* [Task brief]: Count the lines below that hold "agreement". Give the number without comment.
● ● ●
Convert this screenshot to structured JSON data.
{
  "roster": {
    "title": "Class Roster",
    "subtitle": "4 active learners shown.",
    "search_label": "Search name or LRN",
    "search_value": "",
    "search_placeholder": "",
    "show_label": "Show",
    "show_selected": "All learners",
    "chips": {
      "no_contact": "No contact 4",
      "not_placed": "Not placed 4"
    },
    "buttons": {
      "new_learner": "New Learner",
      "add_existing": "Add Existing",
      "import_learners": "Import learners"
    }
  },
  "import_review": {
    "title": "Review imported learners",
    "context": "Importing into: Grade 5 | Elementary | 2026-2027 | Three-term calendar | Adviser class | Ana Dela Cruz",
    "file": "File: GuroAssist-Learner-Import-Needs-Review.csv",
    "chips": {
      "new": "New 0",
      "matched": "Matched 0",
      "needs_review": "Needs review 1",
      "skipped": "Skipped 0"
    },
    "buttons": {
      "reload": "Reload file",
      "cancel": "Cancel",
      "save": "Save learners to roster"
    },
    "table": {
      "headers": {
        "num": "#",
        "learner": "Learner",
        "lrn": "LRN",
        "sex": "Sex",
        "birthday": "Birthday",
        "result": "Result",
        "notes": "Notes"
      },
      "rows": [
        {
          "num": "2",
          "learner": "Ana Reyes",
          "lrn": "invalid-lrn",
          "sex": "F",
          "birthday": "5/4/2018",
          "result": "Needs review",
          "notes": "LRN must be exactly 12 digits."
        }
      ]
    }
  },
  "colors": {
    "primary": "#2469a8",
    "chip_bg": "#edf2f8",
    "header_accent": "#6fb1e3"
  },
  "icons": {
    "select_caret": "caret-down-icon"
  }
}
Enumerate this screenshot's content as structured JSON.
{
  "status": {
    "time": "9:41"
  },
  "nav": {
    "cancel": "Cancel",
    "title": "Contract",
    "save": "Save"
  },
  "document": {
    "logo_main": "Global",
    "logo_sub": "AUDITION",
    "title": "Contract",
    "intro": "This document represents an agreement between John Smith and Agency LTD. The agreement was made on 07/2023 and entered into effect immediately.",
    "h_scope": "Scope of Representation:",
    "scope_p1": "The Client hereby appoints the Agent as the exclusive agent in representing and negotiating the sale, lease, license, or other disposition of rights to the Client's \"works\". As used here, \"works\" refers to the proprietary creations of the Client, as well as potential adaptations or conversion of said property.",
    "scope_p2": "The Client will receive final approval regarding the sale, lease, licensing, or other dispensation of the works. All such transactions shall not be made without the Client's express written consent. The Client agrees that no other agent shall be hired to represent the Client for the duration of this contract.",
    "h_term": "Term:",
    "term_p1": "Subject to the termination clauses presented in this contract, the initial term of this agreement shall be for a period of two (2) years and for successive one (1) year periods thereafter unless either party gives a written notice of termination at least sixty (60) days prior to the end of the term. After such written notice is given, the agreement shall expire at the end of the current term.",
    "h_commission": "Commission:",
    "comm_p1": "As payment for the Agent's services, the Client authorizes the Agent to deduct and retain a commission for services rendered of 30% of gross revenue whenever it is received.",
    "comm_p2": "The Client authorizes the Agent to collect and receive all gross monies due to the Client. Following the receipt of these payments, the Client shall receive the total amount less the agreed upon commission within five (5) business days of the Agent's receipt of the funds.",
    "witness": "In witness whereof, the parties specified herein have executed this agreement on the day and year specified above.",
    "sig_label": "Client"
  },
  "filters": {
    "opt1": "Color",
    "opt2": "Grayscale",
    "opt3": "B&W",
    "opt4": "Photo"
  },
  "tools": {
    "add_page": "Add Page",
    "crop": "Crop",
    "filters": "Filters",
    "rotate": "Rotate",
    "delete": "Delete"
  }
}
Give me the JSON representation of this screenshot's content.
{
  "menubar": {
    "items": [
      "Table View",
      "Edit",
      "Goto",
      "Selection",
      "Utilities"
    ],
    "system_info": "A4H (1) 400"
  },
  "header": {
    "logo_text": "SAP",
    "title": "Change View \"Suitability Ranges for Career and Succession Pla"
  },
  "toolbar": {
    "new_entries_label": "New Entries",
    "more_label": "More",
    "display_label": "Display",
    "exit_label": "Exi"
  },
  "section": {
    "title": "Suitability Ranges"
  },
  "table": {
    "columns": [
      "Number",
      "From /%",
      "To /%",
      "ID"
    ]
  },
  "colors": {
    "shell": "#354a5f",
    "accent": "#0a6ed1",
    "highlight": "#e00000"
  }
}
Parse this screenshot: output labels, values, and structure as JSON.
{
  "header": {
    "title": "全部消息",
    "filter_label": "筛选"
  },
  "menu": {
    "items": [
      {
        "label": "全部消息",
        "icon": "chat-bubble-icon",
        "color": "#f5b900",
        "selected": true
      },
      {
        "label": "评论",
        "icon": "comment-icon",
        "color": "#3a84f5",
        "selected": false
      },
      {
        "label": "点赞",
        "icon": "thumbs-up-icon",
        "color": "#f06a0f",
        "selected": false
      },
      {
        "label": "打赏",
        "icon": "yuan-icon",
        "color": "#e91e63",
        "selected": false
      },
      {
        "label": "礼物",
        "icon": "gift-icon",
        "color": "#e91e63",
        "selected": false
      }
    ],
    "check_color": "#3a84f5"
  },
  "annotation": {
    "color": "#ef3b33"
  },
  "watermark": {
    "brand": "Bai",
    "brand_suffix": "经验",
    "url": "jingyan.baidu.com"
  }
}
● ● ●
* [Exercise solution]: 3